What the exercise asks:
Search term "East": copy each line of the data containing it.

Exercise inputs:
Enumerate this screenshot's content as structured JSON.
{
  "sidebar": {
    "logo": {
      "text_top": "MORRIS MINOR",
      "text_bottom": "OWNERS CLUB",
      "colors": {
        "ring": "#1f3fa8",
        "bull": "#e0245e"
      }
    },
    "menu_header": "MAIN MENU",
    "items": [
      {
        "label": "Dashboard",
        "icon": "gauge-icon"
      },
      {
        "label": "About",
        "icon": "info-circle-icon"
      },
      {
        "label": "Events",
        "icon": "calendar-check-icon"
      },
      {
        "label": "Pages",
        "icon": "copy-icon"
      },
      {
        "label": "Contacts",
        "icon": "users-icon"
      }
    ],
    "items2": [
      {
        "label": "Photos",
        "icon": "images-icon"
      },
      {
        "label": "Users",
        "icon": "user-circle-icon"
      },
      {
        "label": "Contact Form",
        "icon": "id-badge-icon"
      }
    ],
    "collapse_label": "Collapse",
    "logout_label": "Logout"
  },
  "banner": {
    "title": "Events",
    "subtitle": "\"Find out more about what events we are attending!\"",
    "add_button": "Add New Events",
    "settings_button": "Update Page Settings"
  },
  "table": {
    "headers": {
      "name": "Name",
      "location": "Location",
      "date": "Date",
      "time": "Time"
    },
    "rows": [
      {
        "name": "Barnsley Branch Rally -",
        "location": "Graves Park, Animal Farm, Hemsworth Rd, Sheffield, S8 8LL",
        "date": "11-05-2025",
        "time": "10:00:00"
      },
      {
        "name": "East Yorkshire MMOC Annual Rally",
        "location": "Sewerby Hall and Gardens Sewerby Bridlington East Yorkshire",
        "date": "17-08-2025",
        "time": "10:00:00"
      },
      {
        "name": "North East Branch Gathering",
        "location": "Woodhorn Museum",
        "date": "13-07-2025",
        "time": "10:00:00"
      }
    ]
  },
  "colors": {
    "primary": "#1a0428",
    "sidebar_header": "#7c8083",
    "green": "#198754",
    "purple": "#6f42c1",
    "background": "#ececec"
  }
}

Task result:
        "name": "East Yorkshire MMOC Annual Rally",
        "location": "Sewerby Hall and Gardens Sewerby Bridlington East Yorkshire",
        "name": "North East Branch Gathering",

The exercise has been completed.